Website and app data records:
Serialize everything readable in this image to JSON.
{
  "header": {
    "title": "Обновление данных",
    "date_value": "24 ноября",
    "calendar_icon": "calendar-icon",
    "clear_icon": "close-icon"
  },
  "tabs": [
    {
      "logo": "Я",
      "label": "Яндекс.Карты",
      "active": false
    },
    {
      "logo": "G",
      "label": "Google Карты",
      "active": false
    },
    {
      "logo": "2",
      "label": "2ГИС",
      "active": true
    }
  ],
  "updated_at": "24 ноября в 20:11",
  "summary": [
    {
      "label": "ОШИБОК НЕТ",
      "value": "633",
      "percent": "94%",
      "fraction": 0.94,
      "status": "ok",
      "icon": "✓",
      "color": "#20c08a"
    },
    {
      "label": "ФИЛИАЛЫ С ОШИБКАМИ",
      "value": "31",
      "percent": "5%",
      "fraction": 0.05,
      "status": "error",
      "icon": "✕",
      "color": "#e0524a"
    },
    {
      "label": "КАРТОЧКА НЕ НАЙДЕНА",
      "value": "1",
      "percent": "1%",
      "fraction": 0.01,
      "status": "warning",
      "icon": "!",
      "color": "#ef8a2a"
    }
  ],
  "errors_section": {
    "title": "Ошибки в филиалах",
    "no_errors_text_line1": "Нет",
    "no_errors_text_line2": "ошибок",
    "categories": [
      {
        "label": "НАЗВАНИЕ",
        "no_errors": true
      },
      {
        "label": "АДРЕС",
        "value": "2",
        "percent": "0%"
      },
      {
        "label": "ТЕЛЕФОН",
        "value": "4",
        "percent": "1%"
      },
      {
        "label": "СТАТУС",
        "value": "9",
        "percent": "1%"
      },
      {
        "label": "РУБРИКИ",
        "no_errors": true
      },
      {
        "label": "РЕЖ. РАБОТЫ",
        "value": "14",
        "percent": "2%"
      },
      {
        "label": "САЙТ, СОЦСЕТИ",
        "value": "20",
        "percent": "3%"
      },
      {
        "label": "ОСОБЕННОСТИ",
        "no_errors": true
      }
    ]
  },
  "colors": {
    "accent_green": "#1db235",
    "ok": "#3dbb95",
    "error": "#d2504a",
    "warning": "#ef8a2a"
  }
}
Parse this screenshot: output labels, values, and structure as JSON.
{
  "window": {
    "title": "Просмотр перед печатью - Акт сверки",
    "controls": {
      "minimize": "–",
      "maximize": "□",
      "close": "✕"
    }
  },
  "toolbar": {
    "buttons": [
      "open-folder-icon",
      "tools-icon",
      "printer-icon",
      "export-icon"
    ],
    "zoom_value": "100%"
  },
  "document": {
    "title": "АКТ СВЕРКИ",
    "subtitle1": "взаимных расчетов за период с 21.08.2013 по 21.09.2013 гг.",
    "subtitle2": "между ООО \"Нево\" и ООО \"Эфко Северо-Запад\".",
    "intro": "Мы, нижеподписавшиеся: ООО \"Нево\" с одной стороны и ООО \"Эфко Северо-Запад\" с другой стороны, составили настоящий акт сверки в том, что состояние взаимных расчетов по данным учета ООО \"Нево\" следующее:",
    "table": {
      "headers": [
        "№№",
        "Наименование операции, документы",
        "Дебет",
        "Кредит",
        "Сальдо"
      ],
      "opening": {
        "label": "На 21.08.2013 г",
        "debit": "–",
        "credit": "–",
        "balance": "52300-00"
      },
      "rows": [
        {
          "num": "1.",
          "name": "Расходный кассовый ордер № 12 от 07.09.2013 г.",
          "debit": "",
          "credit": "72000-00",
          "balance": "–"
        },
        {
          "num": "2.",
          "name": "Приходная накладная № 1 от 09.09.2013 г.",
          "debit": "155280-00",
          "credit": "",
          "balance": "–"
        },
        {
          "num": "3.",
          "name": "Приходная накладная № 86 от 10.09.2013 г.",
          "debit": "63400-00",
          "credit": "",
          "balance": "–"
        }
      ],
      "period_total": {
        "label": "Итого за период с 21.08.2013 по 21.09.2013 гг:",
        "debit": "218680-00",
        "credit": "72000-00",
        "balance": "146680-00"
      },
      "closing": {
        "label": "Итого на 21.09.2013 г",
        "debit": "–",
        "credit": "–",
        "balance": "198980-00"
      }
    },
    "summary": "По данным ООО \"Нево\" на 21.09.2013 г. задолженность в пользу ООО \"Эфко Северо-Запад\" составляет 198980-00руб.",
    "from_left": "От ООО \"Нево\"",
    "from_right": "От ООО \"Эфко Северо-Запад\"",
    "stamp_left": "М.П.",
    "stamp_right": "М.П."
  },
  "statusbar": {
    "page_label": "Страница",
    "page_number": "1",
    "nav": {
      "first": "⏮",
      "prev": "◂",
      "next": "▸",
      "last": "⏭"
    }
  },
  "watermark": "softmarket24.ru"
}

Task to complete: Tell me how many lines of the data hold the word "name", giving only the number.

Your solution: 3